The funny thing is that I really wasn’t expecting snow.  I guess I had convinced myself that we would skip winter and go straight to spring.  A wildly weird thought, but somehow almost plausible in my thinking.

I was not ready with boots available.  I was not ready with an electrical cord for my car’s block heater.  I was not ready mentally.

And so, as the snow falls, I am changing my mind.  Repenting.  Getting set for the next few months.

And here is my prediction.  Lots of snow.  Lots of shoveling.  Lots of comfort food and sitting around the “fire”. 

Actually, I’m rather looking forward to it – now that my mind has changed!!

How we see things

Wednesday, November 17th, 2010

My mother-in-law just sent a birthday card to her great grandson – our grandson.  He gladly received the card which had been sent by snail mail.

The fun is in the trip to the post office, the realization that there is something for you (at five years old), and then $10.00 included.

Great Grandmother felt $10.00 was so little.  A five year old felt this was more than enough.  I’m so glad that the little we do can be accepted with such enjoyment! 

Thanks, mom, for the treat you have given to Christopher.

Rehearsing eternity

Tuesday, November 16th, 2010

From Joni Eareckson Tada interview in Christianity Today, October 2010, p. 33:

Every time we go to sleep, it’s a rehearsal of the day when our eyes will ultimately close and we wake up on the side of eternity.

The land down under

Saturday, November 13th, 2010

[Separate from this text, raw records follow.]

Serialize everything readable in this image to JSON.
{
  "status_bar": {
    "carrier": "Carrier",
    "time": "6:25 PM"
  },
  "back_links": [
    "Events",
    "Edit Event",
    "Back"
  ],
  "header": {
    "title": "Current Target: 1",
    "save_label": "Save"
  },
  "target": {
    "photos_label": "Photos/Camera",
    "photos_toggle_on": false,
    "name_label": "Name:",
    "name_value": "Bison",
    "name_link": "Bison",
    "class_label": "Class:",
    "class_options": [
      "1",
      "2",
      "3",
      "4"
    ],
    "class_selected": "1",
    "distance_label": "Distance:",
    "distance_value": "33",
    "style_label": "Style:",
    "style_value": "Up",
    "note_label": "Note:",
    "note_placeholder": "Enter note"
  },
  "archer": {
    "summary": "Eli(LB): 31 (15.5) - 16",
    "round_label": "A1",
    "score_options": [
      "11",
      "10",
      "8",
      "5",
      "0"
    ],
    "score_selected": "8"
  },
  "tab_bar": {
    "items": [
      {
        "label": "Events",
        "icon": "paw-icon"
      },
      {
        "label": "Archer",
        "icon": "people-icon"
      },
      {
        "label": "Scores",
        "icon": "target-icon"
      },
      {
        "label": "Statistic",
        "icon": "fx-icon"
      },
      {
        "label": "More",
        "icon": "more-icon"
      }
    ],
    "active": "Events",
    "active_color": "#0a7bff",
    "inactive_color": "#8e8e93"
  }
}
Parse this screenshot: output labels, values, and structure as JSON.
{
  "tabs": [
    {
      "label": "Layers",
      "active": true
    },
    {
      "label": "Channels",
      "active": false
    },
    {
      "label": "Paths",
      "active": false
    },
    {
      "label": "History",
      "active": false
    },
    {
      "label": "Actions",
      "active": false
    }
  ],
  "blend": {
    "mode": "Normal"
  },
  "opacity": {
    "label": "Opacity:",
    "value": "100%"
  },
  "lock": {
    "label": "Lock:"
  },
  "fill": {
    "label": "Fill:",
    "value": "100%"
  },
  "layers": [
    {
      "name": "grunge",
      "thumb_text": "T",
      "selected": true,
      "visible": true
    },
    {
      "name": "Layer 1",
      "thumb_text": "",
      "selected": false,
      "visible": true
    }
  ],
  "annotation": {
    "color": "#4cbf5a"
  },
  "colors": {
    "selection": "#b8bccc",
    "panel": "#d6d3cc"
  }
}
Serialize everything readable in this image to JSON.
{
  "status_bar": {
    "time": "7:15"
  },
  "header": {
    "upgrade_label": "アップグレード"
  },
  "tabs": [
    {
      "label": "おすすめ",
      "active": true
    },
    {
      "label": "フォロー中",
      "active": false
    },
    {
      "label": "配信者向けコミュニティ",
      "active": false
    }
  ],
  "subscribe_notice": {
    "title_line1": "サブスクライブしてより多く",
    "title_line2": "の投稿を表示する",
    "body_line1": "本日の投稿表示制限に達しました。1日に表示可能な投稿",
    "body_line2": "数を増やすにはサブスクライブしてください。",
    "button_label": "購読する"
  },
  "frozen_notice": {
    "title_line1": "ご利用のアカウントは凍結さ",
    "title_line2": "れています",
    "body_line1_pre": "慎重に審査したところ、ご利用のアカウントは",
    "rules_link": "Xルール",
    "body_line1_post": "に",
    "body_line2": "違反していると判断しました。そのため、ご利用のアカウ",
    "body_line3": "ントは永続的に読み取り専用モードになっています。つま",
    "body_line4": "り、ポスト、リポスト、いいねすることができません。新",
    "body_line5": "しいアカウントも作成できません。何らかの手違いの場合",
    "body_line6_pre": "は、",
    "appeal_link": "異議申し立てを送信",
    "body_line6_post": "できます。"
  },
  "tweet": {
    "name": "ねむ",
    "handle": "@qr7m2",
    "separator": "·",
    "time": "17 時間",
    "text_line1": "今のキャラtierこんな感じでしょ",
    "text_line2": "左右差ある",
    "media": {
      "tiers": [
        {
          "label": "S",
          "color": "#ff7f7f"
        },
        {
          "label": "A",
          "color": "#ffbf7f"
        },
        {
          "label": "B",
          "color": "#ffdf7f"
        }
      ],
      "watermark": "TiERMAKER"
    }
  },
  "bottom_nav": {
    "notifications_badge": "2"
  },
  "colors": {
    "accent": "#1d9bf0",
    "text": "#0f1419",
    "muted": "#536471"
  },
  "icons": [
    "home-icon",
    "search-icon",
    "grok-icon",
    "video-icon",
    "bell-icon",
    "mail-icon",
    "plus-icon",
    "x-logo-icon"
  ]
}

Or, at least that’s where Lafleche, Saskatchewan is in comparison to where we live in West Central Saskatchewan.  For the last few days I visited my mother, two sisters, a whole bunch of seniors out for a potluck, a coffee row gang at the local “Merchandise on Main” and gas station attendants on the way down and back!

When all is said and done, the days were refreshing.  My wife sent me off with her blessing – in fact, with her insistence.  When life becomes too hectic she knows that I need to just get away.

And away is where I went.  Take a look for Lafleche on your map.  450 people.  Centered in the middle of nowhere.  A small lake nearby.  Fields aplenty.  Town spirit.  And not much else.

But somehow you’ve got to love it!  And that’s just what I did!

What I don’t know

Wednesday, November 10th, 2010

A quick quote from Leonard Sweet in his book, “Out of the question, into the mystery”, p. 167:

The one thing I am sure of when I get to heaven is that I will have to edit my theology.